By Wilt Chamberlain
I can say THIS much: the book certainly has one of the coolest covers I have seen in this genre.
As for the book, well, initially I had a sour taste in my mouth. I read this book not knowing that Wilt had written his autobiography in 1974 (Wilt) so I read this book figuring I would learn all about Wilt's playing career and accomplishments. This is NOT what this book is. So, in that sense, I was disappointed.
Contrary to popular belief the book isn't "My Name is Wilt Chamberlain and I've made love with nearly every woman on the planet." Instead, the premise of the book is "My name is Wilt Chamberlain and this is my opinion about everything." Don't get me wrong, it's not bad. Wilt is very intelligent and witty. He has a strong opinion about everything, and I'd rather read about a strong opinion than a corporate kiss-butt like Michael Jordan who doesn't have an opinion about anything, fearing it might hurt his marketing. The chapters pretty much sum up the content:
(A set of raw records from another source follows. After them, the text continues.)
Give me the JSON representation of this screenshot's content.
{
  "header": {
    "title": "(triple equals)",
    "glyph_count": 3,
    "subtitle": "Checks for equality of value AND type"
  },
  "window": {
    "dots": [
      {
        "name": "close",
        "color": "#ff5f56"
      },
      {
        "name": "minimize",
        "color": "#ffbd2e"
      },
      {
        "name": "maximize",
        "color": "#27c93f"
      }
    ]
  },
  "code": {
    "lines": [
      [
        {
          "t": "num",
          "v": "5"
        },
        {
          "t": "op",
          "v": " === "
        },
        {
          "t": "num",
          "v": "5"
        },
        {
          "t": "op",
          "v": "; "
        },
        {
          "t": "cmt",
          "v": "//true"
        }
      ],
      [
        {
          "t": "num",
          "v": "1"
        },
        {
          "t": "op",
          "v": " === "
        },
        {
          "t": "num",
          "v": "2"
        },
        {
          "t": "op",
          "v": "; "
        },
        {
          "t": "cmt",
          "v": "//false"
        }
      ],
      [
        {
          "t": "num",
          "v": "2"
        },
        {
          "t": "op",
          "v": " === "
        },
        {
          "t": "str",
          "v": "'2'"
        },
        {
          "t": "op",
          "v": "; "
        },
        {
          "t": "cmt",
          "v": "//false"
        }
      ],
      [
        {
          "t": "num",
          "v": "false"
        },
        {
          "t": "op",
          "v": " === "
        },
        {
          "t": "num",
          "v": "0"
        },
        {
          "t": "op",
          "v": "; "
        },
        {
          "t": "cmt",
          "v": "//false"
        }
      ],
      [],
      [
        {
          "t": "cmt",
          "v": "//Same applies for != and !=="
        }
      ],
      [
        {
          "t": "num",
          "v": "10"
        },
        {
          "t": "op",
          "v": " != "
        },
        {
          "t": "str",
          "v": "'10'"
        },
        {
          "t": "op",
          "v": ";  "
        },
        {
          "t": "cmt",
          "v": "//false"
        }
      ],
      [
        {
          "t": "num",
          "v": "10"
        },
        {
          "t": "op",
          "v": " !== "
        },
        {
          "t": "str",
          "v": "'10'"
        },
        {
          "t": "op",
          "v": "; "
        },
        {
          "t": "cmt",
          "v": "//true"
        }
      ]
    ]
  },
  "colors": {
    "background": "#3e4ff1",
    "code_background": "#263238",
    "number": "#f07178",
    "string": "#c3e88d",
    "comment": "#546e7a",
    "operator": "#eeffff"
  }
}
On Height: A View from Above
On Myself: Where there's a Wilt, There's a Way.
On Athletes: Jockularity.
On Basketball: Hoops du Jour
On Other Sports: Games People Play.
On Others: Ordinary People.
On Life: Things that Piss Me Off
On Celebrity: Tin Gods
On Hollywood: A View from Tinsel Town
On Common Sense: Maybe You Can Help Me Here
On Sex and Love: What Rules the World
On the Issues of the Day: Wilt's World
Each chapter has it's shares of "Wiltisms"--witty sayings, sometimes wise. Such as:
"No one seems to equate
Inquiries regarding size and weight.
The questions on weight are not so polite
But asking how tall you are seems quite all right."
(and notice that it rhymes). Wilt makes some keen basketball insights: Such as Bill Bradley being inducted to the Hall of Fame on the FIRST ballot (that surpassed me to learn), when his numbers are only moderate. Personally, I believe he deserves the Hall, since it is also based on college numbers, but first ballot? Wilt believes it was because they wanted to have a guy speak who many thought would go on to become the President. He points out that Walt Bellamy scored over 20,000 points in his career, yet receives little respect (think about it: modern players, like Dominique Wilkins, who score over that many, had many people saying he was robbed for not making the top 50 of all time). He will also surpass you with his choices for top centers and greatest athletes.
Wilt has other witty observations, such as celebrities shouldn't endorse products they know nothing about, like Lindsay Wagner and Tina Turner doing car commercials. He also believes the greatest asset a person can have is a great head of hair (don't ask...just read it, it's pretty funny).
Now, as to the famous "20,000" number. Wilt later said it was hyperbole and compared it to saying, "I've seen 'Casablanca' a hundred times."
He also goes into
his many off-court interests, like volleyball, racquetball, women's sports, fine dining,
and travelling. He seems like a well-versed person who would be interesting to talk
to, even if he never played basketball. If I were to read this book after I had read
his autobiography, I would have really enjoyed it. When I went through it after
reading Wilt's autobiography, I found it witty. If you are a fan of Wilt, or are
interested in reading his opinion, it's a worthwhile grab. If you want a lot of
basketball insight, it's not nearly as insightful as his other book.
Whatever you want to say about it, give Wilt this much credit: he didn't use a ghost
writer or a co-author, which is quite an amazing feat on it's own. It didn't get a higher
rating, simply because it's not a pure "basketball" book, though it is written
by a basketball player. If you like Wilt, it's a must-buy.
A View from Above. Wilt Chamberlain. Publishing CoVillard Books. 1991.